> **TASK TO COMPLETE**
Return all lines of the records that contain the word "questions".
*** TASK DATA Section Begins ***
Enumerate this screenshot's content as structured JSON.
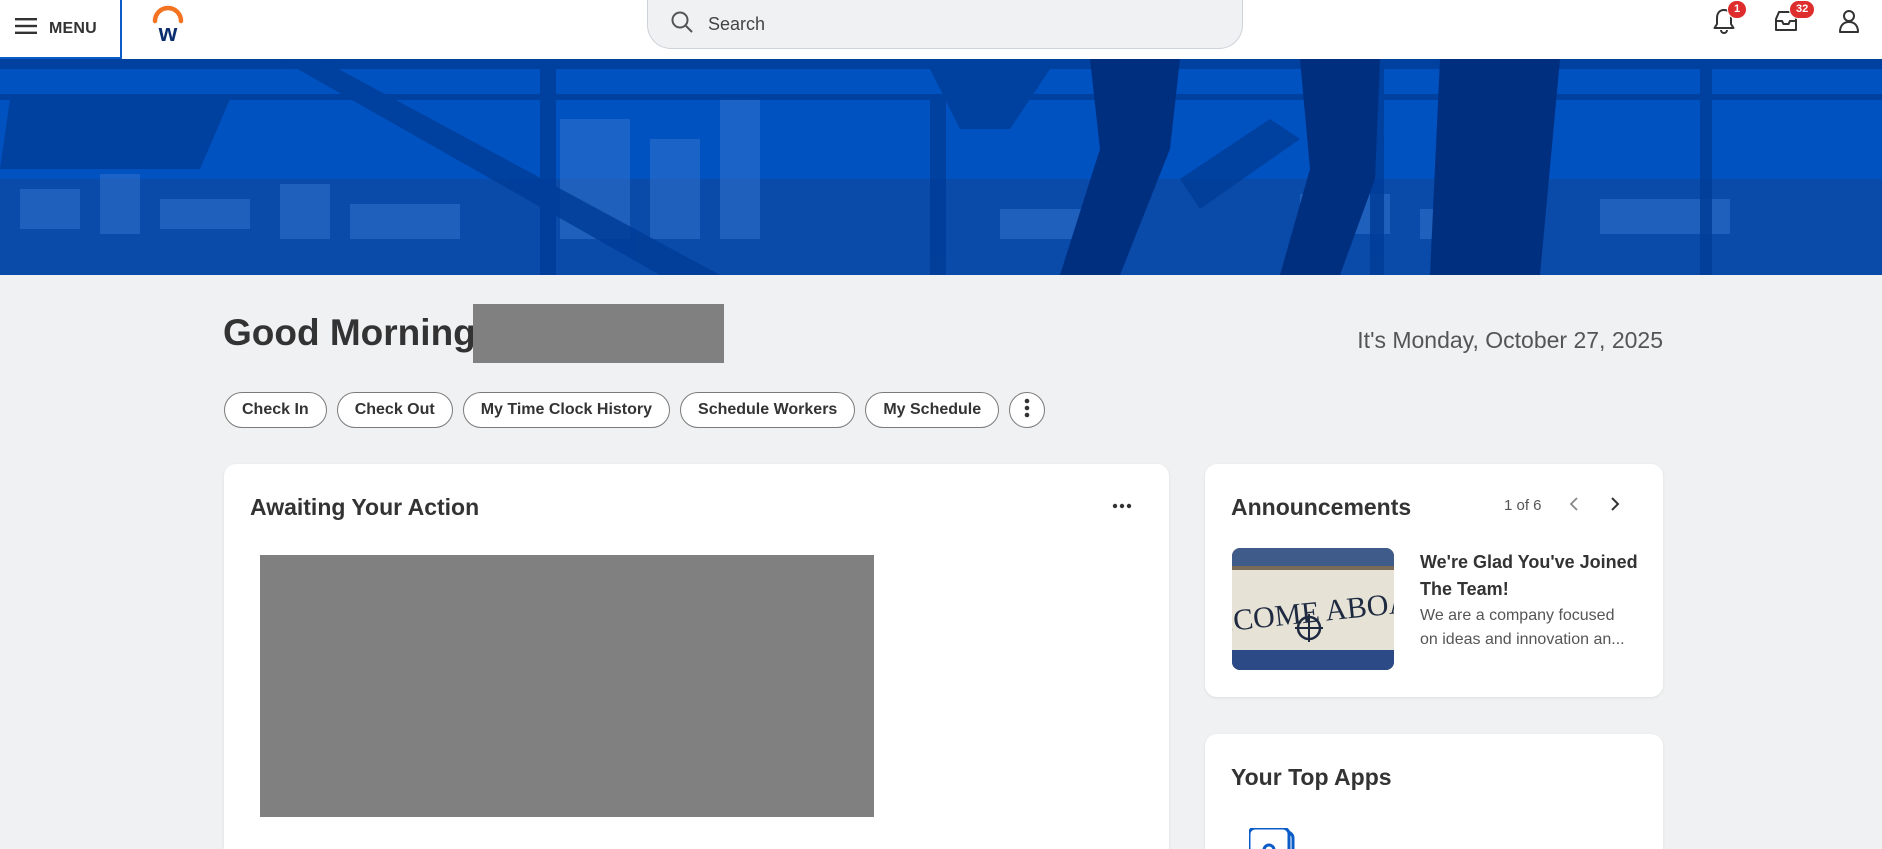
{
  "topbar": {
    "menu_label": "MENU",
    "search_placeholder": "Search",
    "notifications_count": "1",
    "inbox_count": "32"
  },
  "greeting": {
    "text": "Good Morning,",
    "date": "It's Monday, October 27, 2025"
  },
  "quick_actions": [
    "Check In",
    "Check Out",
    "My Time Clock History",
    "Schedule Workers",
    "My Schedule"
  ],
  "awaiting": {
    "title": "Awaiting Your Action"
  },
  "announcements": {
    "title": "Announcements",
    "pager": "1 of 6",
    "item_title": "We're Glad You've Joined The Team!",
    "item_body": "We are a company focused on ideas and innovation an...",
    "image_text": "ELCOME ABOAR"
  },
  "top_apps": {
    "title": "Your Top Apps"
  },
  "colors": {
    "brand_blue": "#0055c4",
    "badge_red": "#de2d2d",
    "logo_orange": "#f37321",
    "logo_navy": "#0b2e6e"
  }
}
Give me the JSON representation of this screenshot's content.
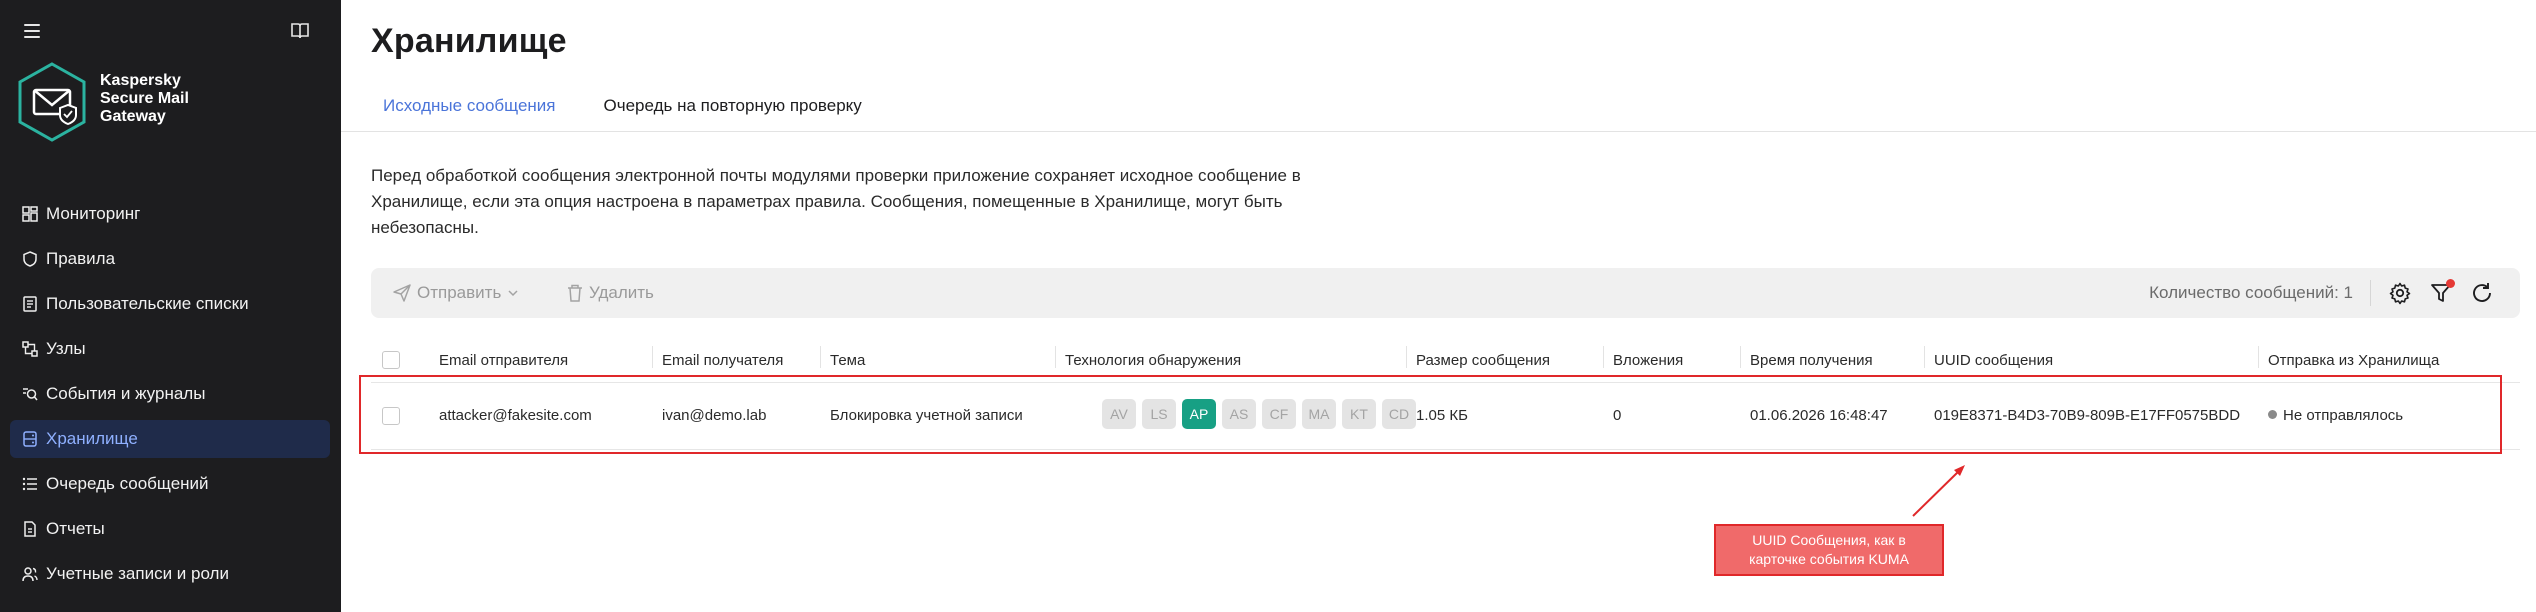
{
  "sidebar": {
    "brand": "Kaspersky\nSecure Mail\nGateway",
    "items": [
      {
        "label": "Мониторинг",
        "icon": "dashboard-icon"
      },
      {
        "label": "Правила",
        "icon": "shield-icon"
      },
      {
        "label": "Пользовательские списки",
        "icon": "list-doc-icon"
      },
      {
        "label": "Узлы",
        "icon": "nodes-icon"
      },
      {
        "label": "События и журналы",
        "icon": "events-search-icon"
      },
      {
        "label": "Хранилище",
        "icon": "storage-icon",
        "active": true
      },
      {
        "label": "Очередь сообщений",
        "icon": "queue-list-icon"
      },
      {
        "label": "Отчеты",
        "icon": "report-icon"
      },
      {
        "label": "Учетные записи и роли",
        "icon": "users-icon"
      }
    ]
  },
  "page": {
    "title": "Хранилище",
    "tabs": [
      {
        "label": "Исходные сообщения",
        "active": true
      },
      {
        "label": "Очередь на повторную проверку",
        "active": false
      }
    ],
    "description": "Перед обработкой сообщения электронной почты модулями проверки приложение сохраняет исходное сообщение в Хранилище, если эта опция настроена в параметрах правила. Сообщения, помещенные в Хранилище, могут быть небезопасны."
  },
  "toolbar": {
    "send_label": "Отправить",
    "delete_label": "Удалить",
    "count_label": "Количество сообщений: 1"
  },
  "table": {
    "columns": [
      "Email отправителя",
      "Email получателя",
      "Тема",
      "Технология обнаружения",
      "Размер сообщения",
      "Вложения",
      "Время получения",
      "UUID сообщения",
      "Отправка из Хранилища"
    ],
    "rows": [
      {
        "sender": "attacker@fakesite.com",
        "recipient": "ivan@demo.lab",
        "subject": "Блокировка учетной записи",
        "tech": [
          {
            "code": "AV",
            "active": false
          },
          {
            "code": "LS",
            "active": false
          },
          {
            "code": "AP",
            "active": true
          },
          {
            "code": "AS",
            "active": false
          },
          {
            "code": "CF",
            "active": false
          },
          {
            "code": "MA",
            "active": false
          },
          {
            "code": "KT",
            "active": false
          },
          {
            "code": "CD",
            "active": false
          }
        ],
        "size": "1.05 КБ",
        "attachments": "0",
        "received": "01.06.2026 16:48:47",
        "uuid": "019E8371-B4D3-70B9-809B-E17FF0575BDD",
        "send_status": "Не отправлялось"
      }
    ]
  },
  "annotation": {
    "text": "UUID Сообщения, как в\nкарточке события KUMA",
    "color": "#e0282a"
  },
  "colors": {
    "sidebar_bg": "#1d1d1f",
    "active_nav_bg": "#1f2b4a",
    "accent": "#4a74d9",
    "badge_active": "#17a084",
    "logo": "#2bb3a0"
  }
}
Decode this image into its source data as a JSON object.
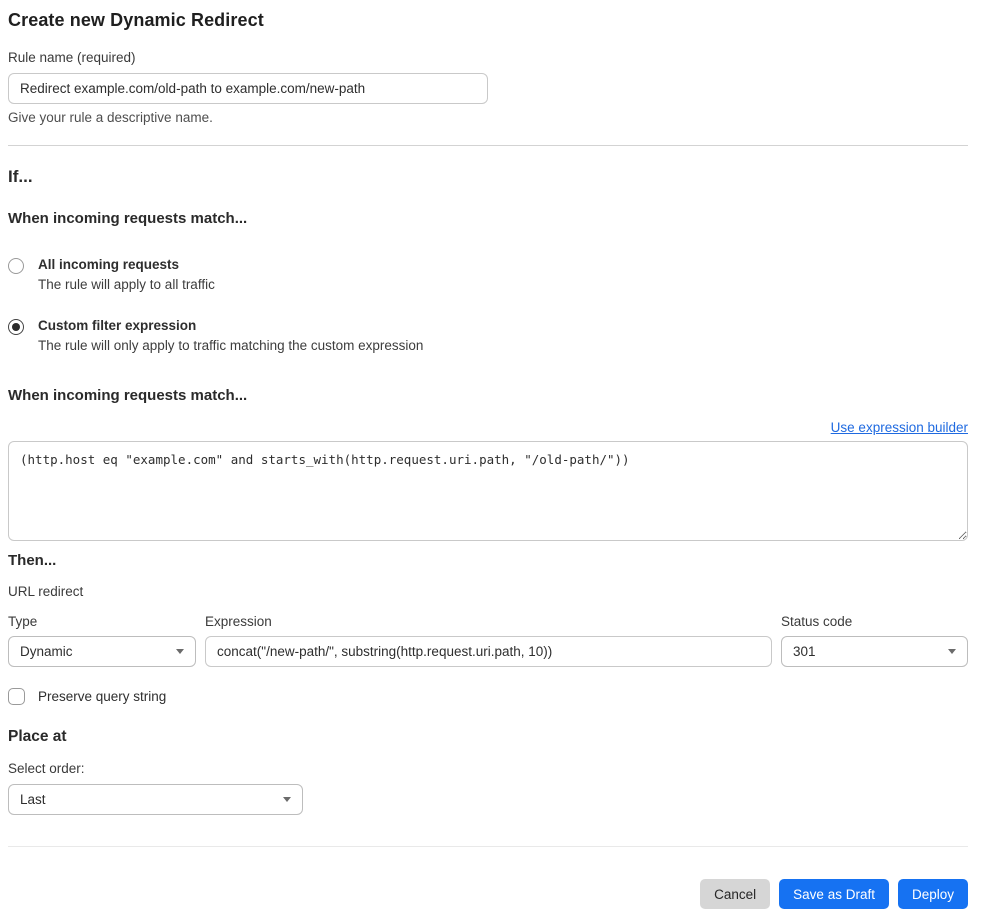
{
  "page": {
    "title": "Create new Dynamic Redirect"
  },
  "rule_name": {
    "label": "Rule name (required)",
    "value": "Redirect example.com/old-path to example.com/new-path",
    "help": "Give your rule a descriptive name."
  },
  "if_section": {
    "heading": "If...",
    "subheading": "When incoming requests match...",
    "options": [
      {
        "label": "All incoming requests",
        "description": "The rule will apply to all traffic",
        "selected": false
      },
      {
        "label": "Custom filter expression",
        "description": "The rule will only apply to traffic matching the custom expression",
        "selected": true
      }
    ]
  },
  "expression_editor": {
    "heading": "When incoming requests match...",
    "builder_link": "Use expression builder",
    "value": "(http.host eq \"example.com\" and starts_with(http.request.uri.path, \"/old-path/\"))"
  },
  "then_section": {
    "heading": "Then...",
    "action_label": "URL redirect",
    "type_field": {
      "label": "Type",
      "value": "Dynamic"
    },
    "expression_field": {
      "label": "Expression",
      "value": "concat(\"/new-path/\", substring(http.request.uri.path, 10))"
    },
    "status_field": {
      "label": "Status code",
      "value": "301"
    },
    "preserve_query_label": "Preserve query string"
  },
  "place_at": {
    "heading": "Place at",
    "label": "Select order:",
    "value": "Last"
  },
  "footer": {
    "cancel_label": "Cancel",
    "save_draft_label": "Save as Draft",
    "deploy_label": "Deploy"
  },
  "colors": {
    "primary_blue": "#1672f2",
    "link_blue": "#1f6ae0",
    "cancel_gray": "#d6d6d6"
  }
}
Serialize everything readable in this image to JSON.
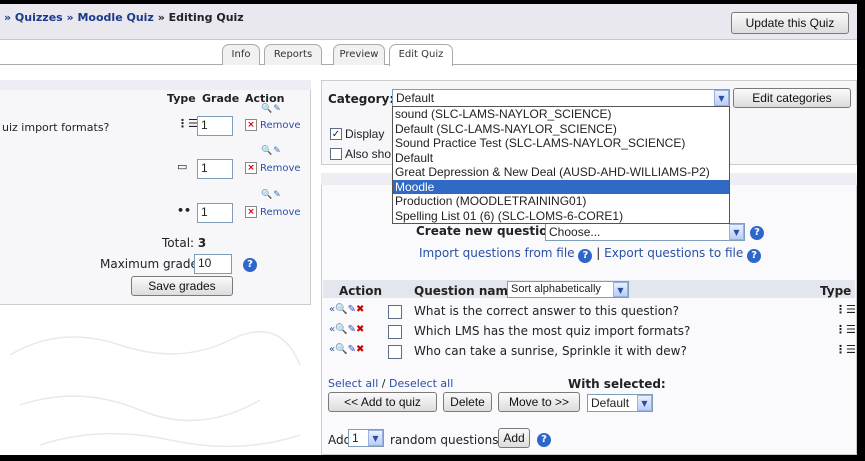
{
  "navbar": {
    "breadcrumb_quizzes": "» Quizzes",
    "breadcrumb_quiz": "» Moodle Quiz",
    "breadcrumb_current": "» Editing Quiz",
    "update_button": "Update this Quiz"
  },
  "tabs": [
    {
      "label": "Info"
    },
    {
      "label": "Reports"
    },
    {
      "label": "Preview"
    },
    {
      "label": "Edit Quiz"
    }
  ],
  "left": {
    "col_type": "Type",
    "col_grade": "Grade",
    "col_action": "Action",
    "rows": [
      {
        "text": "uiz import formats?",
        "grade": "1",
        "remove": "Remove"
      },
      {
        "text": "",
        "grade": "1",
        "remove": "Remove"
      },
      {
        "text": "",
        "grade": "1",
        "remove": "Remove"
      }
    ],
    "total_label": "Total:",
    "total_value": "3",
    "max_grade_label": "Maximum grade:",
    "max_grade_value": "10",
    "save_grades": "Save grades"
  },
  "category": {
    "label": "Category:",
    "selected": "Default",
    "edit_button": "Edit categories",
    "options": [
      {
        "label": "sound (SLC-LAMS-NAYLOR_SCIENCE)"
      },
      {
        "label": "Default (SLC-LAMS-NAYLOR_SCIENCE)"
      },
      {
        "label": "Sound Practice Test (SLC-LAMS-NAYLOR_SCIENCE)"
      },
      {
        "label": "Default"
      },
      {
        "label": "Great Depression & New Deal (AUSD-AHD-WILLIAMS-P2)"
      },
      {
        "label": "Moodle"
      },
      {
        "label": "Production (MOODLETRAINING01)"
      },
      {
        "label": "Spelling List 01 (6) (SLC-LOMS-6-CORE1)"
      }
    ],
    "highlighted_option": "Moodle",
    "display_checkbox_label": "Display",
    "also_checkbox_label": "Also sho"
  },
  "create": {
    "label": "Create new question:",
    "select_value": "Choose...",
    "import_link": "Import questions from file",
    "separator": "|",
    "export_link": "Export questions to file"
  },
  "question_table": {
    "col_action": "Action",
    "col_name": "Question name",
    "sort_value": "Sort alphabetically",
    "col_type": "Type",
    "rows": [
      {
        "name": "What is the correct answer to this question?"
      },
      {
        "name": "Which LMS has the most quiz import formats?"
      },
      {
        "name": "Who can take a sunrise, Sprinkle it with dew?"
      }
    ]
  },
  "bulk": {
    "select_all": "Select all",
    "slash": " / ",
    "deselect_all": "Deselect all",
    "with_selected": "With selected:",
    "add_to_quiz": "<< Add to quiz",
    "delete": "Delete",
    "move_to": "Move to >>",
    "move_target": "Default"
  },
  "random": {
    "add_label": "Add",
    "count": "1",
    "suffix": "random questions",
    "add_button": "Add"
  },
  "icons": {
    "help": "help-icon",
    "dropdown": "chevron-down-icon"
  },
  "colors": {
    "link": "#2a4fa6",
    "selection": "#316ac5"
  }
}
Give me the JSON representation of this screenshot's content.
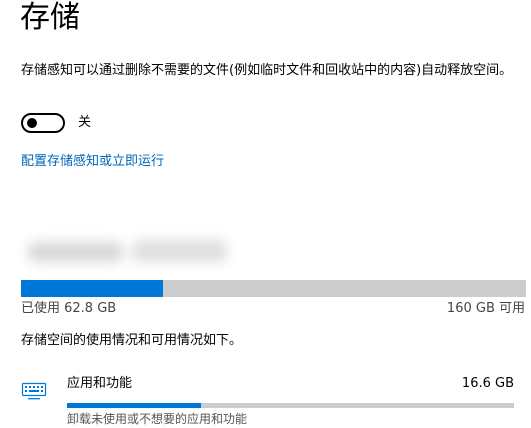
{
  "header": {
    "title": "存储"
  },
  "storage_sense": {
    "description": "存储感知可以通过删除不需要的文件(例如临时文件和回收站中的内容)自动释放空间。",
    "toggle_state_label": "关",
    "toggle_on": false,
    "config_link": "配置存储感知或立即运行"
  },
  "drive": {
    "used_label": "已使用 62.8 GB",
    "free_label": "160 GB 可用",
    "used_fraction": 0.282
  },
  "usage": {
    "section_description": "存储空间的使用情况和可用情况如下。",
    "categories": [
      {
        "icon": "apps-keyboard-icon",
        "name": "应用和功能",
        "size": "16.6 GB",
        "fraction": 0.3,
        "subtitle": "卸载未使用或不想要的应用和功能"
      }
    ]
  },
  "colors": {
    "accent": "#0078d7",
    "link": "#0067b8",
    "track": "#cccccc"
  }
}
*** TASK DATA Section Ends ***
> **WRITTEN SOLUTION**
    "import_link": "Import questions from file",
    "export_link": "Export questions to file"
    "suffix": "random questions",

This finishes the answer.